• _The problem_
From the entries that follow, list every line in which the string "title" appears.

[Records drawn from a dataset]
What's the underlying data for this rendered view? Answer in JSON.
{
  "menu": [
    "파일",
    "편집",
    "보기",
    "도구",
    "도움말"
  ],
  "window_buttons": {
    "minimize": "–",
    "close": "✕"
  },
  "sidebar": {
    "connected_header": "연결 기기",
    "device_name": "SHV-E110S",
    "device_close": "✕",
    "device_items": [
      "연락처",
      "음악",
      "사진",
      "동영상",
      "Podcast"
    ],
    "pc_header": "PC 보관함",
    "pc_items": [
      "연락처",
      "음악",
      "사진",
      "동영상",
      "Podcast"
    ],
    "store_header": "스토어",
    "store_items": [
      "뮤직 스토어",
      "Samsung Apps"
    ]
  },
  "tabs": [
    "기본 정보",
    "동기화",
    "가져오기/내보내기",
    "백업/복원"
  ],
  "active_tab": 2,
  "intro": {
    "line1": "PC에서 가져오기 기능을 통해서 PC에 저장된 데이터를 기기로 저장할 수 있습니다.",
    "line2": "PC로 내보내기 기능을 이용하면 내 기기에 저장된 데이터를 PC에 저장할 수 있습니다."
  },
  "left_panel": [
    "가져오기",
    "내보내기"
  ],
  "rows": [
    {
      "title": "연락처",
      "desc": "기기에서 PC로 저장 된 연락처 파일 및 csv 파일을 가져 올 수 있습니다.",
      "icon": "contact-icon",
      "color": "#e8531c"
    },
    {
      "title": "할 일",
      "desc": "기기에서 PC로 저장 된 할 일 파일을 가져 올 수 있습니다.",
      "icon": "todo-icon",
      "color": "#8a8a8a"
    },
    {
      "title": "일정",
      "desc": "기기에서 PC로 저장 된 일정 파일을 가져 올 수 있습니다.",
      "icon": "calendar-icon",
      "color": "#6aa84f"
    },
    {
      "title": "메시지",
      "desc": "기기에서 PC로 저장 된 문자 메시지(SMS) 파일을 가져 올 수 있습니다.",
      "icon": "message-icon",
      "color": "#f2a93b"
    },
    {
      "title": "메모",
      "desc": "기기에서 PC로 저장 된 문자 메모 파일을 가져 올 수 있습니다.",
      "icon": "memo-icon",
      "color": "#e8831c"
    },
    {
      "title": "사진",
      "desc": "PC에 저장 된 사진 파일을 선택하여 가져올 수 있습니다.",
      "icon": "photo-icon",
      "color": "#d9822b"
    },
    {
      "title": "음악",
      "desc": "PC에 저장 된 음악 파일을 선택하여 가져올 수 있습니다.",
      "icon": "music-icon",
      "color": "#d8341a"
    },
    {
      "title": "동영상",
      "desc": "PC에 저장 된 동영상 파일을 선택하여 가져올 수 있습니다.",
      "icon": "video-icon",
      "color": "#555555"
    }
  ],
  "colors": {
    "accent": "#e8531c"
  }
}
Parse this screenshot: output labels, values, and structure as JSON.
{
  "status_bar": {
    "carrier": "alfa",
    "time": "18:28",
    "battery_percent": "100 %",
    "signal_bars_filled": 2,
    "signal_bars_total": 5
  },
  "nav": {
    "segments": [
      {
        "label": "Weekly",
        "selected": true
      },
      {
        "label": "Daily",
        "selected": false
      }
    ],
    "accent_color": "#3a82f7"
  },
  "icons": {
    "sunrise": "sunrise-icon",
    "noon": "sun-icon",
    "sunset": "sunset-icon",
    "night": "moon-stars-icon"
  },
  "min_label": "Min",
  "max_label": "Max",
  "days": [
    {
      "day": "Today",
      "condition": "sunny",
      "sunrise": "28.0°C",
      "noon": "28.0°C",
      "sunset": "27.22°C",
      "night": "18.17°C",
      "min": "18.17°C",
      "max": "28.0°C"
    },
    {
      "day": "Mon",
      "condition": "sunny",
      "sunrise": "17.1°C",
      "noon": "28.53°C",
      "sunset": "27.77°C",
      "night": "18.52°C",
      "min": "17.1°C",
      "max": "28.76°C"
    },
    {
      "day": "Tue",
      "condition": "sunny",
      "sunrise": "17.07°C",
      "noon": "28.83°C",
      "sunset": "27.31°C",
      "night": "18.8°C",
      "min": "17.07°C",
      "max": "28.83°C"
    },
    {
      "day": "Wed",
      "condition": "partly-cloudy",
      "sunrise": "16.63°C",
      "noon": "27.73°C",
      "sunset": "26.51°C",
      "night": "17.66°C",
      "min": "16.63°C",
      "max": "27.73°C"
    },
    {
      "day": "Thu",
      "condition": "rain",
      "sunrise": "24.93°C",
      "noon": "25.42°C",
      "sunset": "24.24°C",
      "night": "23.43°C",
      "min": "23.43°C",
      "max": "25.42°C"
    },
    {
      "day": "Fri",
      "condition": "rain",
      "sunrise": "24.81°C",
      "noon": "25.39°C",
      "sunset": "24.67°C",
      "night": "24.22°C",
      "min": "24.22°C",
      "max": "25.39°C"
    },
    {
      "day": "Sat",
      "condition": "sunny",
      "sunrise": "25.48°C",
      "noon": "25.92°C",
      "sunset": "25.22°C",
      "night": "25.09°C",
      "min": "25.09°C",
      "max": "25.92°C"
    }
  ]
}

• _Solution for this problem_
      "title": "연락처",
      "title": "할 일",
      "title": "일정",
      "title": "메시지",
      "title": "메모",
      "title": "사진",
      "title": "음악",
      "title": "동영상",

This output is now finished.